For some time now, sugar has been considered the “bad boy” of the American diet, more related to poison than to any life-sustaining food ingredient. Importantly, what some scientists refer to it as “poison” specifically refers to added sugar and not the naturally occurring sugar that is present in fruit and milk. Regardless, eating too much sugar has been linked to a variety of issues such as obesity, cardiovascular diseases and type 2 diabetes. But with sugar as the basis of what makes many foods taste so good, can we reasonably cut out sugar or stick to what many consider to be Spartan daily recommendations as provided by the American Heart Association?

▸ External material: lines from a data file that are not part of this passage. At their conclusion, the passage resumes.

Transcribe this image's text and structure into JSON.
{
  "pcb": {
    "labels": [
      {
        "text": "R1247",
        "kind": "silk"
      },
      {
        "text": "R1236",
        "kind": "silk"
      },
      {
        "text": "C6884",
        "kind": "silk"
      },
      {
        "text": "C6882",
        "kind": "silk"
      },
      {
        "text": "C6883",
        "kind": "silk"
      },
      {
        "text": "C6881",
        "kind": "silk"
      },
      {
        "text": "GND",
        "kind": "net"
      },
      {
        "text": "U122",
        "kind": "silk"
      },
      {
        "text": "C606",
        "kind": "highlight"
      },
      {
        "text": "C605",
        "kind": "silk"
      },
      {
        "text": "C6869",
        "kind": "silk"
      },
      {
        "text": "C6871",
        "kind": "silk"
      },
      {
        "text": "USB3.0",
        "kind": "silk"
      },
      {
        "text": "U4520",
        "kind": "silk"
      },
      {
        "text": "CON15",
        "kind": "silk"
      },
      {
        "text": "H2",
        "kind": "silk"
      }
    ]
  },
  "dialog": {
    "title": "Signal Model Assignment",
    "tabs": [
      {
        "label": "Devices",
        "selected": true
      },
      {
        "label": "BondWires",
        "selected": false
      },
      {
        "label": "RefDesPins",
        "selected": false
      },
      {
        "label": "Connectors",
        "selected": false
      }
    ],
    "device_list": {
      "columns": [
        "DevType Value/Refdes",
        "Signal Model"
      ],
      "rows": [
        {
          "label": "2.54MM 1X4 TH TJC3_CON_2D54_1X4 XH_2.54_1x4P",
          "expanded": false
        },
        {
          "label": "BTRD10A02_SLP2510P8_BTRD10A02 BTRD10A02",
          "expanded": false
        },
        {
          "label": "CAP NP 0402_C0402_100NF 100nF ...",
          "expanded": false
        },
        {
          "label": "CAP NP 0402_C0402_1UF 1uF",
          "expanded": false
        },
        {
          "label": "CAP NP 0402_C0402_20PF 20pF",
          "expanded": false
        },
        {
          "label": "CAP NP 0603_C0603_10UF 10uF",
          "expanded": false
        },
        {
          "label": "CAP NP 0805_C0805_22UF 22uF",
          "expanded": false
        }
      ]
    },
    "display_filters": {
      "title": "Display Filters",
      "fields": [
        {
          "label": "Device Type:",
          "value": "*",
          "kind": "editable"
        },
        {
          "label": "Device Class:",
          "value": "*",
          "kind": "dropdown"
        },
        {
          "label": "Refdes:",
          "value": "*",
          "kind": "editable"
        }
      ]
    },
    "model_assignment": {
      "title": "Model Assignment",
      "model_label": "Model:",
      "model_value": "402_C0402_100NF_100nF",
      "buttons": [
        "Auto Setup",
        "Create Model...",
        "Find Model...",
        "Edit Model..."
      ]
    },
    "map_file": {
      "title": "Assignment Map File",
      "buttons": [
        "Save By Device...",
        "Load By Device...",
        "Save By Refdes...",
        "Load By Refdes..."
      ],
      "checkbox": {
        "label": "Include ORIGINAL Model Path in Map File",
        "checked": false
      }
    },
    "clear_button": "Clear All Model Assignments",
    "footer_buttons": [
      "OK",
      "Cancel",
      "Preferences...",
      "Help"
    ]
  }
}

The greatest problems with cancer treatment lie in their nonspecificity: cancer cells can be difficult to target and in the process of targeting them, therapies often kills healthy cells. In designing newer interventions, pharmaceutical companies and research organizations see much potential in the development of antibody-drug conjugates, monoclonal antibodies that allow “sensitive discrimination between healthy and diseased tissue.” Beyond being able to detect the differences between cancer and normal cells via antibody binding, antibody-drug conjugates can deliver chemotherapy drugs directly to cancer cells upon binding, where linkers prevent the chemotherapy agent from leaving the antibody before it reaches cancerous cells.
It may be hard to believe, but 2016 marks the 40th anniversary of when the Toxic Substance Control Act (TSCA) was first passed. Meant to regulate both new and existing chemicals, it’s faced several criticisms over the years—namely that it doesn’t do enough. In fact, a 2014 chemical spill in […]
The biotherapeutics market has seen marked growth in recent years, a trend that isn’t likely to change anytime soon. If anything, as more innovative drugs gain regulatory approval, the field is guaranteed to become increasingly crowded. In order to remain competitive, life sciences companies will need to find ways to speed up their product release cycle. In fact, estimates claim that delays occurring during the discovery and preclinical development of a new drug can value a loss of $1 million per day. Indeed, in the current climate, organizations must adopt strategies that support efficient operational excellence in the hopes of not only recouping their investment, but to also maintain their advantage over rival firms.
A big change is coming to store shelves. Late last year, President Obama signed a bill that bans the sale and distribution of products containing plastic microbeads. The law is part of an ongoing effort to protect our nation’s waterways. For the purpose of the new law, a microbead is defined as a plastic particle that’s less than 5 millimeters in diameter. Microbeads, however, can be found in all sorts of personal care products, ranging from toothpaste to exfoliating scrubs. They’re meant to cleanse and due to their miniscule size, wash down the drain.
Developing a new drug requires that life sciences companies invest vast amounts of resources. Depending on the complexity of treatment, firms can devote over a decade to the R&D process. In terms of financial cost, a single drug can require hundreds of millions of dollars from start to finish. Considering […]